## BRIEF
Which lines of the records contain "JSON"? Collect every one of them.

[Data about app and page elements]
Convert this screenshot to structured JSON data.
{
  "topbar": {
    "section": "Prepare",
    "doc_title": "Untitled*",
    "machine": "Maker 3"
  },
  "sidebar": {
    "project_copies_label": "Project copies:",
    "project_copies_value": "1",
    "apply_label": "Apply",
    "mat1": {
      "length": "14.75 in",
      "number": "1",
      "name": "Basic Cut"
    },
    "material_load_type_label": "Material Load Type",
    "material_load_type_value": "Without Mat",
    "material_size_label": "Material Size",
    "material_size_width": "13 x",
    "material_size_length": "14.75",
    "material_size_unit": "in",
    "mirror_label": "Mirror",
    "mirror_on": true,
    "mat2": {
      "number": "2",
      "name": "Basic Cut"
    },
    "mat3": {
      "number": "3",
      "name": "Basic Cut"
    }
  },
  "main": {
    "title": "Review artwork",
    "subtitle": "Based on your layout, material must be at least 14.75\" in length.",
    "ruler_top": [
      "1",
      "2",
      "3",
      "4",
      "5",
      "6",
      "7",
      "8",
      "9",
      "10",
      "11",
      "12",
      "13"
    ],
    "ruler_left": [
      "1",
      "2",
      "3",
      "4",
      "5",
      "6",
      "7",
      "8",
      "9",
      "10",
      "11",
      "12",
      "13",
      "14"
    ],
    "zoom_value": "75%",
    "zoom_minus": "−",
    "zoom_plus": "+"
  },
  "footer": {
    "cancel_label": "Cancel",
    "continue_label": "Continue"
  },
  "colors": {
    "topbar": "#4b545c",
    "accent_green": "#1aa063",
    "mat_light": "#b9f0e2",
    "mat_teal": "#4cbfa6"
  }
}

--

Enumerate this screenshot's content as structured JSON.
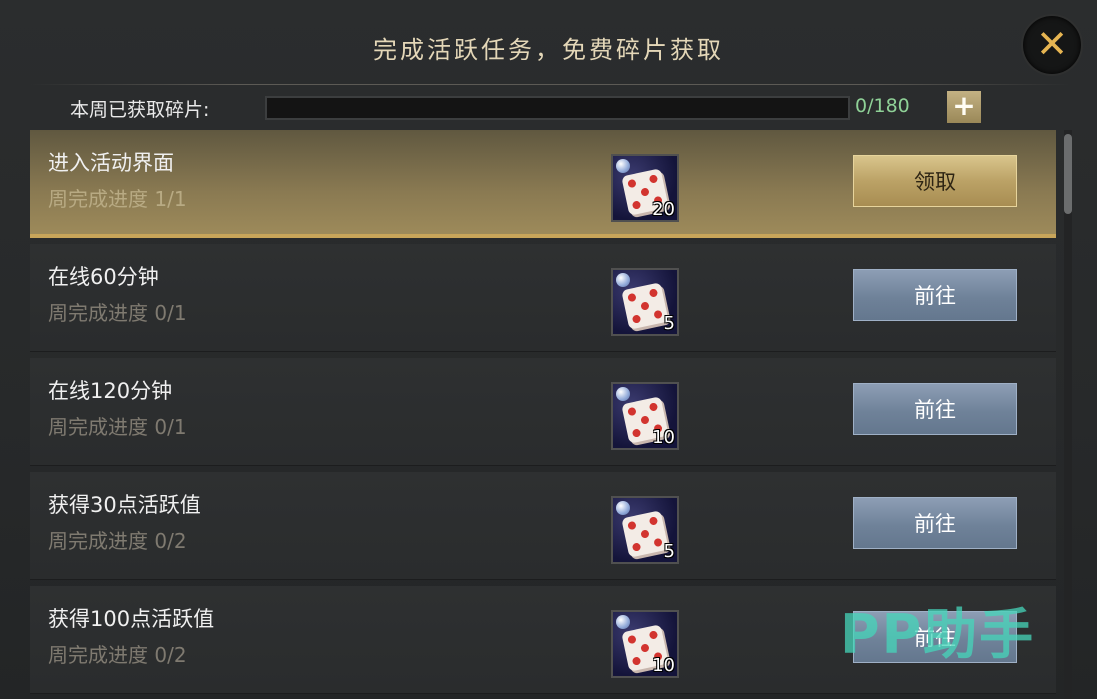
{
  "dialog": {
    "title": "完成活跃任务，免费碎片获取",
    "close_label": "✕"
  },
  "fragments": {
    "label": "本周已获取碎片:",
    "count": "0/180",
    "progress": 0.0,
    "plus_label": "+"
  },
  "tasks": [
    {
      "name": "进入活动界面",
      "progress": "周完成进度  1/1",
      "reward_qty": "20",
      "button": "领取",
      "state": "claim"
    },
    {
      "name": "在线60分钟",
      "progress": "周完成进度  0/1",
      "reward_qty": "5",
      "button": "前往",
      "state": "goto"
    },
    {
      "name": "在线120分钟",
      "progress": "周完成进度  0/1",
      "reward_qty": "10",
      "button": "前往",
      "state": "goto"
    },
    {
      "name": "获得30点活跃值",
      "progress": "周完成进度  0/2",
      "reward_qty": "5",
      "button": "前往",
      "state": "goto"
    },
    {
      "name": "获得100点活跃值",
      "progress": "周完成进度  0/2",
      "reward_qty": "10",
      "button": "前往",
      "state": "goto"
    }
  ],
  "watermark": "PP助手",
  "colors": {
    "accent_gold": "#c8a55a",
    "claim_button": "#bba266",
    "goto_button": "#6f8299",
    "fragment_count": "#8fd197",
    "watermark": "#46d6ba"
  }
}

## SOLUTION FOR THIS TASK
Convert this screenshot to structured JSON data.
Enumerate this screenshot's content as structured JSON.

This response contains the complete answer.